# Why doesn't a siphon send water upwards?

The input side of a THIN siphon tube dips in a tank of water. The output side of the tube is several times FATTER AND SHORTER and ends far above the input end. Because the output side is several times fatter, it has more weight of water than in the input side, so it will pull the water downwards and out of the output end, even though the output end is above the input end. If the output end goes to a second tank which is higher than the first tank then water will continuously flow upwards from the lower tank to the higher tank without requiring any external energy source.

We always learn that a siphon works because the weight of the water in the longer output end is more than that in the shorter input end. Here I am achieving the same thing with the short and FAT output end, which has more weight of water. Obviously, the water will flow faster in the thin end and slower in the fat end to make this work.

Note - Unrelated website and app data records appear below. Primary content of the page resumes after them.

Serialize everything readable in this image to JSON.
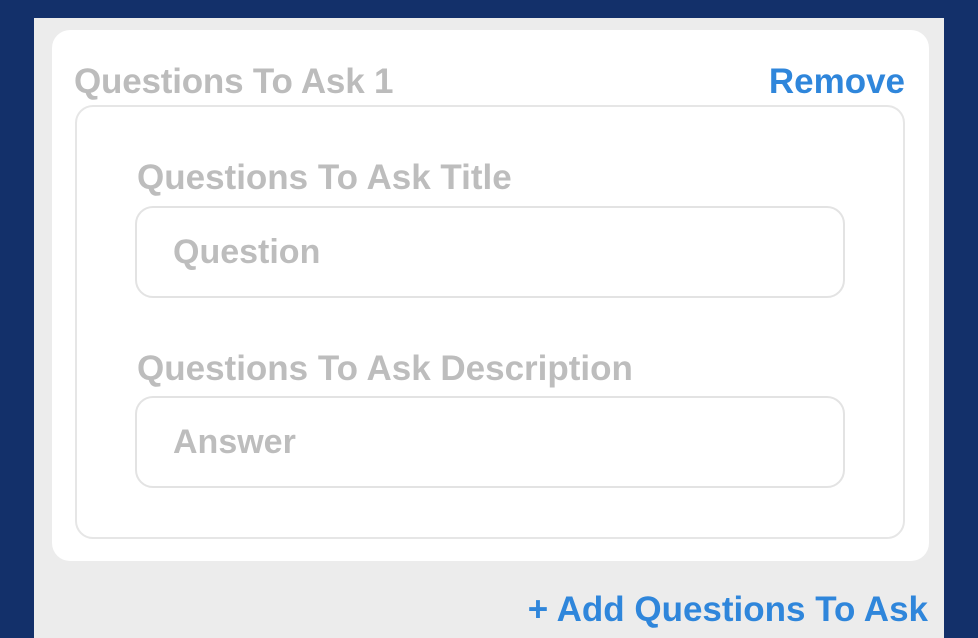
{
  "question_card": {
    "title": "Questions To Ask 1",
    "remove_label": "Remove",
    "fields": {
      "title_label": "Questions To Ask Title",
      "title_placeholder": "Question",
      "description_label": "Questions To Ask Description",
      "description_placeholder": "Answer"
    }
  },
  "actions": {
    "add_label": "+ Add Questions To Ask"
  },
  "colors": {
    "page_background": "#13306a",
    "panel_background": "#ececec",
    "card_background": "#ffffff",
    "accent": "#2f86db",
    "muted_text": "#bdbdbd"
  }
}
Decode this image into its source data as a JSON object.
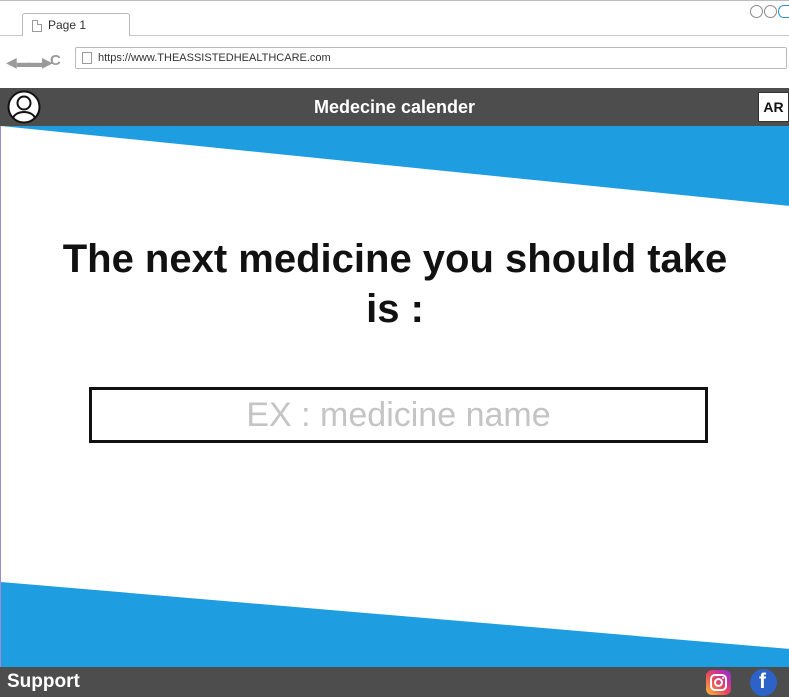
{
  "browser": {
    "tab_label": "Page 1",
    "url": "https://www.THEASSISTEDHEALTHCARE.com"
  },
  "header": {
    "title": "Medecine calender",
    "lang_button": "AR"
  },
  "main": {
    "headline": "The next medicine you should take is :",
    "medicine_field": {
      "value": "",
      "placeholder": "EX : medicine name"
    }
  },
  "footer": {
    "support_label": "Support"
  },
  "colors": {
    "accent": "#1e9de0",
    "bar": "#4d4d4d"
  },
  "icons": [
    "user-icon",
    "instagram-icon",
    "facebook-icon",
    "back-arrow-icon",
    "forward-arrow-icon",
    "reload-icon",
    "page-icon"
  ]
}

I am not looking for the answer that this is impossible due to the conservation of energy or that perpetual motion is impossible. I want to know why this is impossible in terms of forces and pressures etc.

I had not figured it out before, but have figured it out now, so am posting an answer instead of deleting it. The standard explanation of the siphon is that the fluid in the longer end of the siphon has more weight than the shorter end, so it moves downward, "pulling" the fluid in the shorter end along with it, and an example is shown with a large and small weight tied by a string over a pulley. But that is only a kid's short cut explanation of a siphon, and works perfectly if the tube is constant diameter.

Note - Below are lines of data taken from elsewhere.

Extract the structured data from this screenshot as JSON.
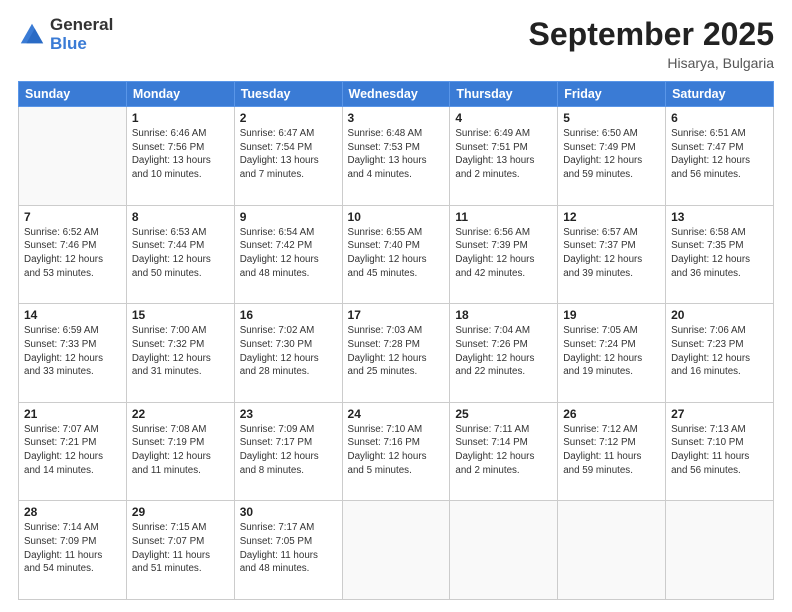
{
  "header": {
    "logo_general": "General",
    "logo_blue": "Blue",
    "title": "September 2025",
    "location": "Hisarya, Bulgaria"
  },
  "weekdays": [
    "Sunday",
    "Monday",
    "Tuesday",
    "Wednesday",
    "Thursday",
    "Friday",
    "Saturday"
  ],
  "weeks": [
    [
      {
        "day": "",
        "info": ""
      },
      {
        "day": "1",
        "info": "Sunrise: 6:46 AM\nSunset: 7:56 PM\nDaylight: 13 hours\nand 10 minutes."
      },
      {
        "day": "2",
        "info": "Sunrise: 6:47 AM\nSunset: 7:54 PM\nDaylight: 13 hours\nand 7 minutes."
      },
      {
        "day": "3",
        "info": "Sunrise: 6:48 AM\nSunset: 7:53 PM\nDaylight: 13 hours\nand 4 minutes."
      },
      {
        "day": "4",
        "info": "Sunrise: 6:49 AM\nSunset: 7:51 PM\nDaylight: 13 hours\nand 2 minutes."
      },
      {
        "day": "5",
        "info": "Sunrise: 6:50 AM\nSunset: 7:49 PM\nDaylight: 12 hours\nand 59 minutes."
      },
      {
        "day": "6",
        "info": "Sunrise: 6:51 AM\nSunset: 7:47 PM\nDaylight: 12 hours\nand 56 minutes."
      }
    ],
    [
      {
        "day": "7",
        "info": "Sunrise: 6:52 AM\nSunset: 7:46 PM\nDaylight: 12 hours\nand 53 minutes."
      },
      {
        "day": "8",
        "info": "Sunrise: 6:53 AM\nSunset: 7:44 PM\nDaylight: 12 hours\nand 50 minutes."
      },
      {
        "day": "9",
        "info": "Sunrise: 6:54 AM\nSunset: 7:42 PM\nDaylight: 12 hours\nand 48 minutes."
      },
      {
        "day": "10",
        "info": "Sunrise: 6:55 AM\nSunset: 7:40 PM\nDaylight: 12 hours\nand 45 minutes."
      },
      {
        "day": "11",
        "info": "Sunrise: 6:56 AM\nSunset: 7:39 PM\nDaylight: 12 hours\nand 42 minutes."
      },
      {
        "day": "12",
        "info": "Sunrise: 6:57 AM\nSunset: 7:37 PM\nDaylight: 12 hours\nand 39 minutes."
      },
      {
        "day": "13",
        "info": "Sunrise: 6:58 AM\nSunset: 7:35 PM\nDaylight: 12 hours\nand 36 minutes."
      }
    ],
    [
      {
        "day": "14",
        "info": "Sunrise: 6:59 AM\nSunset: 7:33 PM\nDaylight: 12 hours\nand 33 minutes."
      },
      {
        "day": "15",
        "info": "Sunrise: 7:00 AM\nSunset: 7:32 PM\nDaylight: 12 hours\nand 31 minutes."
      },
      {
        "day": "16",
        "info": "Sunrise: 7:02 AM\nSunset: 7:30 PM\nDaylight: 12 hours\nand 28 minutes."
      },
      {
        "day": "17",
        "info": "Sunrise: 7:03 AM\nSunset: 7:28 PM\nDaylight: 12 hours\nand 25 minutes."
      },
      {
        "day": "18",
        "info": "Sunrise: 7:04 AM\nSunset: 7:26 PM\nDaylight: 12 hours\nand 22 minutes."
      },
      {
        "day": "19",
        "info": "Sunrise: 7:05 AM\nSunset: 7:24 PM\nDaylight: 12 hours\nand 19 minutes."
      },
      {
        "day": "20",
        "info": "Sunrise: 7:06 AM\nSunset: 7:23 PM\nDaylight: 12 hours\nand 16 minutes."
      }
    ],
    [
      {
        "day": "21",
        "info": "Sunrise: 7:07 AM\nSunset: 7:21 PM\nDaylight: 12 hours\nand 14 minutes."
      },
      {
        "day": "22",
        "info": "Sunrise: 7:08 AM\nSunset: 7:19 PM\nDaylight: 12 hours\nand 11 minutes."
      },
      {
        "day": "23",
        "info": "Sunrise: 7:09 AM\nSunset: 7:17 PM\nDaylight: 12 hours\nand 8 minutes."
      },
      {
        "day": "24",
        "info": "Sunrise: 7:10 AM\nSunset: 7:16 PM\nDaylight: 12 hours\nand 5 minutes."
      },
      {
        "day": "25",
        "info": "Sunrise: 7:11 AM\nSunset: 7:14 PM\nDaylight: 12 hours\nand 2 minutes."
      },
      {
        "day": "26",
        "info": "Sunrise: 7:12 AM\nSunset: 7:12 PM\nDaylight: 11 hours\nand 59 minutes."
      },
      {
        "day": "27",
        "info": "Sunrise: 7:13 AM\nSunset: 7:10 PM\nDaylight: 11 hours\nand 56 minutes."
      }
    ],
    [
      {
        "day": "28",
        "info": "Sunrise: 7:14 AM\nSunset: 7:09 PM\nDaylight: 11 hours\nand 54 minutes."
      },
      {
        "day": "29",
        "info": "Sunrise: 7:15 AM\nSunset: 7:07 PM\nDaylight: 11 hours\nand 51 minutes."
      },
      {
        "day": "30",
        "info": "Sunrise: 7:17 AM\nSunset: 7:05 PM\nDaylight: 11 hours\nand 48 minutes."
      },
      {
        "day": "",
        "info": ""
      },
      {
        "day": "",
        "info": ""
      },
      {
        "day": "",
        "info": ""
      },
      {
        "day": "",
        "info": ""
      }
    ]
  ]
}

However fluids do not move due to just the weight, they move due to pressure. And for a constant diameter siphon, if we divide the weight on both sides by the same cross section areas, we get a higher pressure on the longer side and a smaller pressure at the shorter side. So the fluid on the longer side still moves down and the fluid on the shorter side still moves up.

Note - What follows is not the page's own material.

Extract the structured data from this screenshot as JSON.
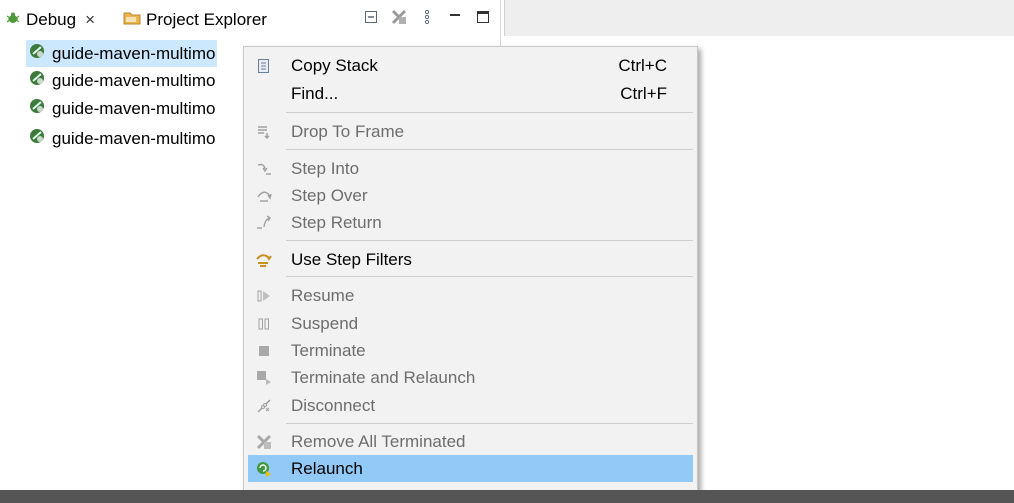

In the question which was asked, the shorter side had a higher cross-section area and also more weight of fluid, but when we divide by the higher cross-section area, the pressure was smaller, because after dividing the weight by the cross-section areas, the cross-section area is canceled out, we are left with the formula for pressure = $$\rho g h$$, which depends just on the height, and is independent of the cross section area. So the pressure in the shorter fatter side will be smaller just because the height of the fluid is smaller, and the pressure in the long thin side is higher because the height is larger.

Therefore, the fluid will always move out of the longer end and into the shorter end. Making the shorter end fatter will not change this because the cross-section area was cancelled out when we determined the pressure.

• Awesome answer, thank you for not deleting it. Dec 6, 2020 at 10:13

Changing the cross-section of the tube doesn't help. The extra area of the larger tube is supported by the atmosphere pushing up on the bottom of the column of water. The larger you make the tube, the more area you have for the atmosphere to push up on it.

• water has higher density than air Dec 6, 2020 at 8:34
• It does have higher density than air, but within the tube it may not have higher pressure than air. Dec 6, 2020 at 17:26
• Yes, the real catch here is the fluid in the "fat" part moves less distance. (FXD). The Force per area is greater in the long tube, therefor its FXD (accounting for different diameter), is greater. The flow will be towards the narrow tube. A simple pully with 1 lb on on side and 3 on the other moves toward the 3 because D is the same (so is Time, so Forces can be compared). Here, Force and Disrance must be considered. No "uphill miracle" here. Dec 6, 2020 at 23:47

The flow in the wider diameter part is slower.

Though it may seem logical to compare the weight difference of the wide and narrow column, the difference in diameter must also be considered.

Equal volumes must flow in equal time, therefor a tube 10x in diameter will have 1/10th the flow rate. The longer tube has more weight per area (psi), so its FxD is greater than the short tubes FxD for equal volume flow.

This can be reasoned by putting the ends of the tubes at equal fluid level. There will be no flow.

The ancient Egyptians had a fairly ingenious solution to moving water uphill, a solid weight on on end of a pivoting fulcrum and a bucket on the other. Archemides developed the rotating threaded screw. Powered impeller pumps generally do the job today.

Plants move water "uphill" by osmosis, but only very slowly and in limited quantities.

Here is a possible test apparatus (for proof):

• What if we take an ideal case, such that no air gets in. Will it be possible to move all the water to a higher level? Dec 6, 2020 at 7:25
• @PM 2Ring I can see the longer tube will have a higher psi "draw". Thanks. Dec 6, 2020 at 17:01